A strong affirmation puts intention and expectation into effect. You do not just hope or wish for something to happen, you intend to act on it. You are determined to act on your intention. With the repetition of your affirmation, seeing it and saying it every day, letting it become your mantra, you become focused on your intention. From here, it becomes an expectation for you. An expectation for success. And indeed, you will find that you will see yourself taking steps toward that goal and come to expect it.
Ok, are you lost? Are you nay saying already? Let’s think about it. If you see a flea on your leg, what happens? After you catch it, scream, and flush it, don’t you start itching all over, expecting that there are 10 other fleas on you somewhere else? Then you start looking through your bedding and your carpet and your doggy suddenly isn’t as cuddly as he was 10 minutes ago? Here go the expectations… And perhaps the intention and plans of getting rid of the millions of fleas and perhaps the dog all because you found one flea on your leg that probably came in on your pants from the parking lot. So let’s turn it around to work FOR you in a more positive direction.
As a friend of mine completed her doctoral work, she wanted very much to share her thoughts and expertise by writing a book while juggling a busy private practice. To make it to her goal of completing her book, a daily message to herself of “my road to happiness is sharing my story” helped her finish and publish her manuscript now known as The Power of Your Belief System. The words didn’t just flow out, but linking her contentment with completion of a goal that she had wanted for so long set her intentions and expectations for the day to think about, organize, research, and write her book. She never doubted that she would complete her book.

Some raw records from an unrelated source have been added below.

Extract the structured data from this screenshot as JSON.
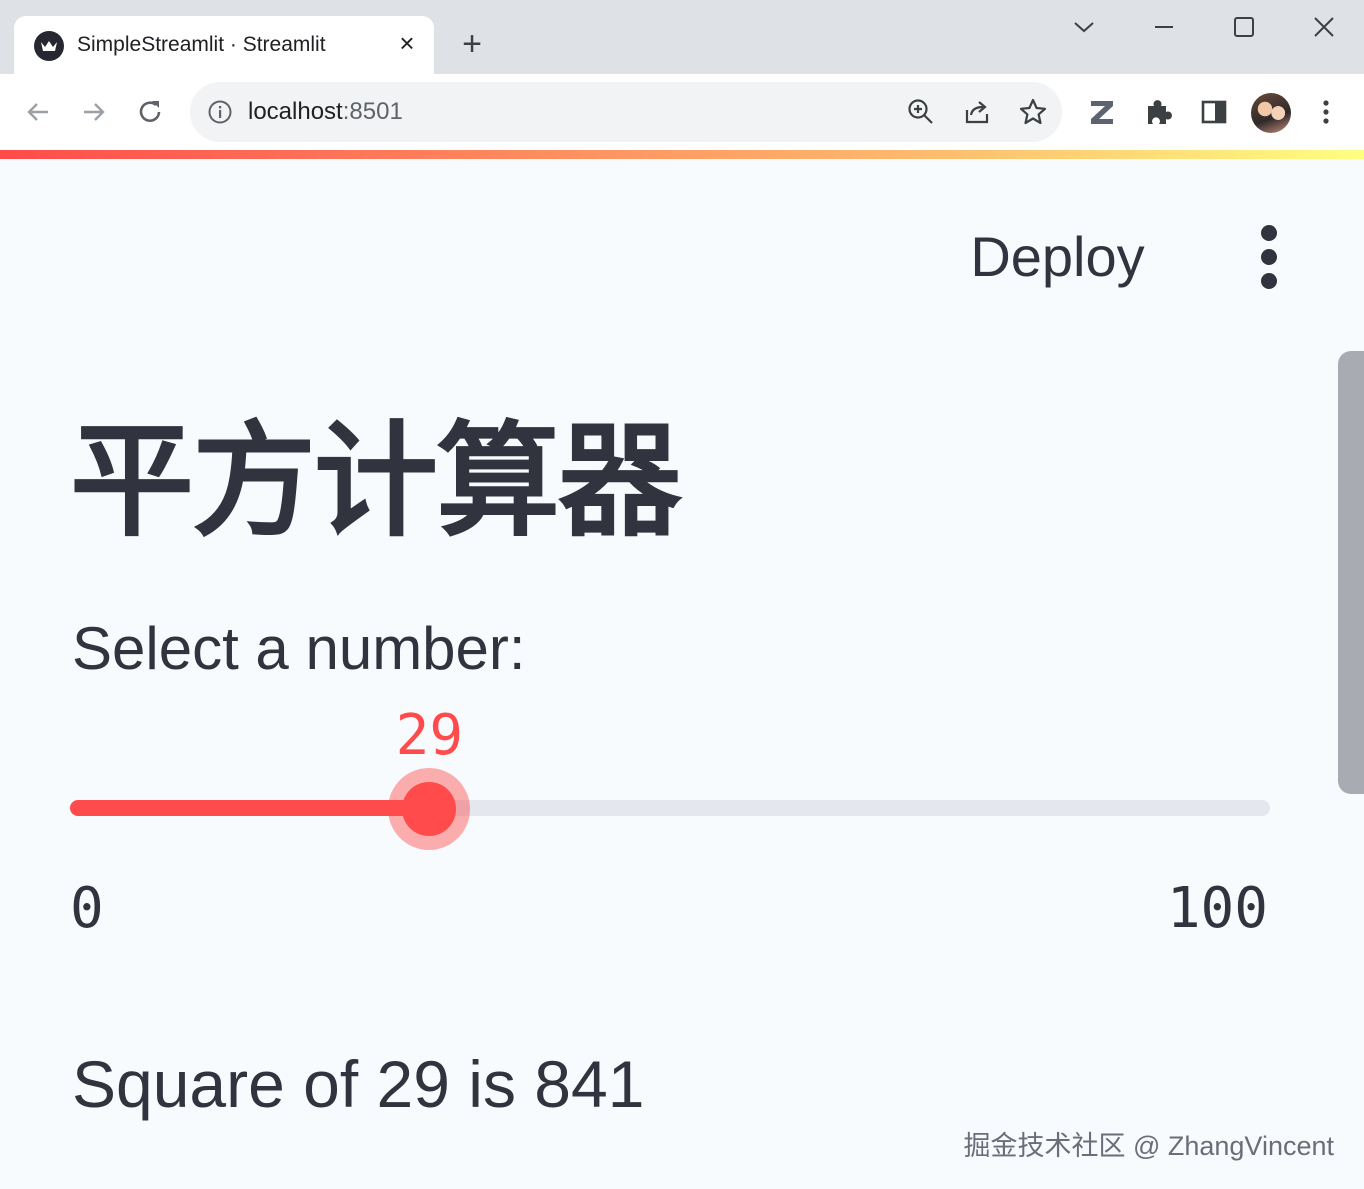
{
  "browser": {
    "tab_title": "SimpleStreamlit · Streamlit",
    "tab_close": "×",
    "new_tab": "+",
    "url_host": "localhost",
    "url_port": ":8501"
  },
  "app": {
    "deploy_label": "Deploy",
    "title": "平方计算器",
    "slider": {
      "label": "Select a number:",
      "min": 0,
      "max": 100,
      "value": 29,
      "min_label": "0",
      "max_label": "100",
      "value_label": "29",
      "accent_color": "#ff4b4b"
    },
    "result_text": "Square of 29 is 841"
  },
  "watermark": "掘金技术社区 @ ZhangVincent",
  "icons": {
    "favicon": "streamlit-crown-icon",
    "zoom": "zoom-in-icon",
    "share": "share-icon",
    "bookmark": "star-icon",
    "extension_z": "z-extension-icon",
    "extensions": "puzzle-icon",
    "sidepanel": "side-panel-icon",
    "menu": "kebab-menu-icon"
  }
}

To make an affirmation work for you:
1. Make it short, to the point, and simple
2. Keep it positive
3. Believe it is possible – very important
4. Write, repeat it, put it where you can see it
5. Celebrate it
6. Really, really want it
7. Make it fun, catchy, or inspirational
8. Take a step toward making it happen
A successful affirmation requires action. You have to take steps toward your goal so you can see yourself make it happen. Then it becomes self-fulfilling prophecy. However, when you have a setback, belief in your affirmation keeps you moving forward. The expectation that the outcome will occur has a potent effect on the outcome. This anticipation of certain outcomes has some unusual effects on our brains that we can use to our advantage. As published in the esteemed Science journal in 2004, two research studies showed that when subjects were exposed to a painful experience while using a placebo cream, they felt less pain. One study used an electric current to induce pain and the other used heat. In both studies, the subjects reported feeling less pain when an ordinary cream with no analgesic properties was applied to their wrists. The mere expectation of a positive outcome resulted in greater blood flow to the prefrontal lobe of the brain which is associated with planning and anticipation. They felt less pain because they expected to feel less. Could we then make the leap that pleasant feelings will arise if we have the expectation that they will occur? Can the power of positive affirming thoughts successfully helping you achieve a goal really be so farfetched? Is creating an affirmation that is meaningful to you to help you anticipate and create action toward that goal really so “out there”?
Maybe what is most important is figuring out what is most important to you and then creating an affirmation that attends to that. If you have an affirmation for everything in your life, it becomes white noise.
Perhaps the most effective affirmation occurs once it is internalized, past the point where it feels like a goal. When it becomes a part of your belief in yourself.
Placebo-Induced Changes in fMRI in the Anticipation and Experience of Pain
By Wager, et al., Science 20 February 2004: 1162-1167.